Wednesday, July 02, 2008

Why Every Self-Respecting What? Is a What?

Few contemporary writers have generated as many books as John MacArthur. With more than 26 commentaries, 43 books, and over a dozen study guides released under his name, the productive pastor of the Grace Community Church (Sun Valley, CA) has impacted today’s evangelicalism in many and varied ways. But, for many pastors, a highlight of the MacArthur ministry is the annual “Shepherd’s Conference,” held at the church. Last year, however, brought a surprise, as MacArthur variously delighted and outraged his standing room only audience of clergy. The topic? "Why Every Self-Respecting Calvinist is a Premillennialist."

The logic of the message was clear. Calvinists believe in the sovereignty of an electing God who acts monergistically. What eschatology better reflects the genius of such unilateral divine action than the one that is built on unconditional promises made to Abraham and to his descendents? In other words, what MacArthur was saying was that “every self-respecting Calvinist” should be a “premillennialist.”

But, here Dr. MacArthur uncharacteristically minced his words. For the oldest version of the view that Jesus would come to inaugurate a millennial rule on earth, the so-called “historic premillennialism,” has much in common with the other types of second coming schema popular in Christianity for the last two thousand years.

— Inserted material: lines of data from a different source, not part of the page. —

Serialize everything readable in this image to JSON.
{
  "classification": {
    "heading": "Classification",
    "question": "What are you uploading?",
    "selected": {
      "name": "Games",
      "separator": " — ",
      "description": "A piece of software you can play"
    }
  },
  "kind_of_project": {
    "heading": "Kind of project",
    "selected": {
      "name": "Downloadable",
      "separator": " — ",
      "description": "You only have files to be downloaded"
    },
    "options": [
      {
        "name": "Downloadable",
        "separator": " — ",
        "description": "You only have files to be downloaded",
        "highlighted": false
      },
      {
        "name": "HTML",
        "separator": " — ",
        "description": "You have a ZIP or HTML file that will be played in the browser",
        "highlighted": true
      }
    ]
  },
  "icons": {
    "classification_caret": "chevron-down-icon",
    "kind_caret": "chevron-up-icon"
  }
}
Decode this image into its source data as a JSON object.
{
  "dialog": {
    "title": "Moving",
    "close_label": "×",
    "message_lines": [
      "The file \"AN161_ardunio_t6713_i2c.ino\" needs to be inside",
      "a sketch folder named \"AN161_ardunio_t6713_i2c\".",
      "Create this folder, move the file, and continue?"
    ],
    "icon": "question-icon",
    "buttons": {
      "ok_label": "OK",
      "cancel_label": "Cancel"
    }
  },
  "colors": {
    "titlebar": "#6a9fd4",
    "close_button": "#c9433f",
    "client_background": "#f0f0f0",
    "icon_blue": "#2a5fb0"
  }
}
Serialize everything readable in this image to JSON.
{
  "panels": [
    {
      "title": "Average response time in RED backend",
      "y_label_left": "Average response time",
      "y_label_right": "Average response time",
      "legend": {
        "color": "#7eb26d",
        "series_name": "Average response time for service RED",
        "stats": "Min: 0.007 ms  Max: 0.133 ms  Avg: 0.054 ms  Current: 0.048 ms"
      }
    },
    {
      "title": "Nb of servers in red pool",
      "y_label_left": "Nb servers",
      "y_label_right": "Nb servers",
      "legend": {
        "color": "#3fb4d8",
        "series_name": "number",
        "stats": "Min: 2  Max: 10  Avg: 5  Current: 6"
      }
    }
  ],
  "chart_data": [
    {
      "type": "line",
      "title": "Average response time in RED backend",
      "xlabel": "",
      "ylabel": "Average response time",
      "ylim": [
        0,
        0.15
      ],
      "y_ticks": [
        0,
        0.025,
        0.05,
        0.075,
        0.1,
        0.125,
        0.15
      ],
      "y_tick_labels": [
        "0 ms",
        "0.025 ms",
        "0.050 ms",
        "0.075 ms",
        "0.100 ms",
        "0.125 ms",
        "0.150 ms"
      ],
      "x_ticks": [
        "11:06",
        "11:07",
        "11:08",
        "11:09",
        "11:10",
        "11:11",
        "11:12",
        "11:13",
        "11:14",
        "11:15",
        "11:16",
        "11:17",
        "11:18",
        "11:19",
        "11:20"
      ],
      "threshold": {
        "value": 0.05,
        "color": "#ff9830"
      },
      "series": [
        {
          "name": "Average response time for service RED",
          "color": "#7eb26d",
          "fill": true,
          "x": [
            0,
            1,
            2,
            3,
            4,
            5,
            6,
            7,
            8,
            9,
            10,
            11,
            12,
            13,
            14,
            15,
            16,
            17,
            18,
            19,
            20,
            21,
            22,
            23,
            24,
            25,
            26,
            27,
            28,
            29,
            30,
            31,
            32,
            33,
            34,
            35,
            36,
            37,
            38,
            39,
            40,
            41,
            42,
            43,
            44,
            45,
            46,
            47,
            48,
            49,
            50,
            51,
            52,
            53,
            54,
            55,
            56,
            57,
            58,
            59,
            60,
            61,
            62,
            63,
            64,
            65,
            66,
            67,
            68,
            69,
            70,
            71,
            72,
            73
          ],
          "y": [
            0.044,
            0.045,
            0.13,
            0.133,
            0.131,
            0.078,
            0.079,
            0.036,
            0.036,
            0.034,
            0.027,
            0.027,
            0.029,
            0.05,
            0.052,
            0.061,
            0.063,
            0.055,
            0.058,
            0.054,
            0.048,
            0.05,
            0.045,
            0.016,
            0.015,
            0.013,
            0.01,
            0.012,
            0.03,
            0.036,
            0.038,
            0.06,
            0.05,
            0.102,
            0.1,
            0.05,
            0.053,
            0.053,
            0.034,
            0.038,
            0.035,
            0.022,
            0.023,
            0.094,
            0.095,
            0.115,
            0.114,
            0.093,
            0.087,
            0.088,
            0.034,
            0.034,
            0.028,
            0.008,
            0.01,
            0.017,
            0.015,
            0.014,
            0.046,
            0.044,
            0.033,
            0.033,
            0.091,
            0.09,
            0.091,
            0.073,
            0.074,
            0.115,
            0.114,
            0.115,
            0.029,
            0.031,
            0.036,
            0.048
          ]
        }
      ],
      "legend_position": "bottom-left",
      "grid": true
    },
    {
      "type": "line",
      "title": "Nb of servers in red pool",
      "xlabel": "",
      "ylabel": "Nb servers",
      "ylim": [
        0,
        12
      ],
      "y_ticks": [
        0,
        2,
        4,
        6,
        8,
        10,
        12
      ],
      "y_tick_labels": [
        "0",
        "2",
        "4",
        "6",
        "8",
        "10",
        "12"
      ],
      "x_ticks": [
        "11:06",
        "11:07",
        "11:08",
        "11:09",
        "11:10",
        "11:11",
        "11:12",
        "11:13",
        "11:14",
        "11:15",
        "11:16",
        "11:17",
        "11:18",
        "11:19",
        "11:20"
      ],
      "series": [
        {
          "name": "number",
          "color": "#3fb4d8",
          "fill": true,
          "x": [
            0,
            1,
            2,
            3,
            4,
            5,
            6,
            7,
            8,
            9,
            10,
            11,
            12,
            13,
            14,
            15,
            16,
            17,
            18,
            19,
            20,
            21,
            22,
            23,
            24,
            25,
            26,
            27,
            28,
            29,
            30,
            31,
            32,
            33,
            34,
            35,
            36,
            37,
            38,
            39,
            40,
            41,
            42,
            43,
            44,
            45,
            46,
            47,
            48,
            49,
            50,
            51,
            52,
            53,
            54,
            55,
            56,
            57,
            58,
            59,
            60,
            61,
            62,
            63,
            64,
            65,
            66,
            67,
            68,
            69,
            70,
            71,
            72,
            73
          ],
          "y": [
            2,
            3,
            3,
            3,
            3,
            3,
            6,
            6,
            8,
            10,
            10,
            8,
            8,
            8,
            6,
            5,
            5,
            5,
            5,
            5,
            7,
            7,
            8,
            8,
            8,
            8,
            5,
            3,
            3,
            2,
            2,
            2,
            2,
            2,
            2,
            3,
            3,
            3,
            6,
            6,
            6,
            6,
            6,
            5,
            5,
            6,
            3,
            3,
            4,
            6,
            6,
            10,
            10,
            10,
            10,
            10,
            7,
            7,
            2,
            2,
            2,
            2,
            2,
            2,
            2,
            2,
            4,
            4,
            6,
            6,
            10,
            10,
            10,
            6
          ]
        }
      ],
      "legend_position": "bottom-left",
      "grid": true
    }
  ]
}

The historic premillennialist does not build a doctrine of last things upon a distinction between Israel and the Church, but upon the interpretation of a few verses in Revelation 20. Rather, it is only the dispensationalist type of premillennialism, with its unyielding differentiation between Israel and the Church that MacArthur thinks should be the position of every “self-respecting Calvinist.

Now a card-carrying Calvinist, DR. SAM WALDRON, one of the pastors of the Heritage Baptist Church of Ownesboro, Kentucky, and the Professor of Systematic Theology at the Midwest Center for Theological Studies, responds to MacArthur’s “manifesto” with a detailed analysis of the message. (MacArthur’s Millenial Manifesto: A Friendly Response, Sam Waldron, Reformed Baptist Academic Press (2008), 172 pages).

In one of the most irenic rebuttals ever penned, Waldron shows continual respect for MacArthur and his ministry and tackles his topic with great gentleness but systematically dismantles the logic of the much talked about Shepherd’s Conference address that is actually printed as an appendix to the book.

If there were ever a book showing what contemporary amillennialists (those who contend that Jesus will return in a singular way at the end of the age to resurrect the dead, to judge the world, and to usher in the new heavens and the new earth) actually believe, this would be it.
Waldron carefully sweeps away the accumulated misunderstandings, mischaracterizations of the position by opponents, and mean-spirited polemics. Relying upon a command of the Bible, hermeneutics, and two millennia of Christian theology, Waldron writes with simple clarity in some of the shortest chapters in memory. He details why he thinks that MacArthur's dispensational eschatology does not tally best with the teaching of the Bible. The cumulative impact is to make any honest premillennialist want to become, if not an amillennarian, at least a more careful teacher on the subject of the return of Christ.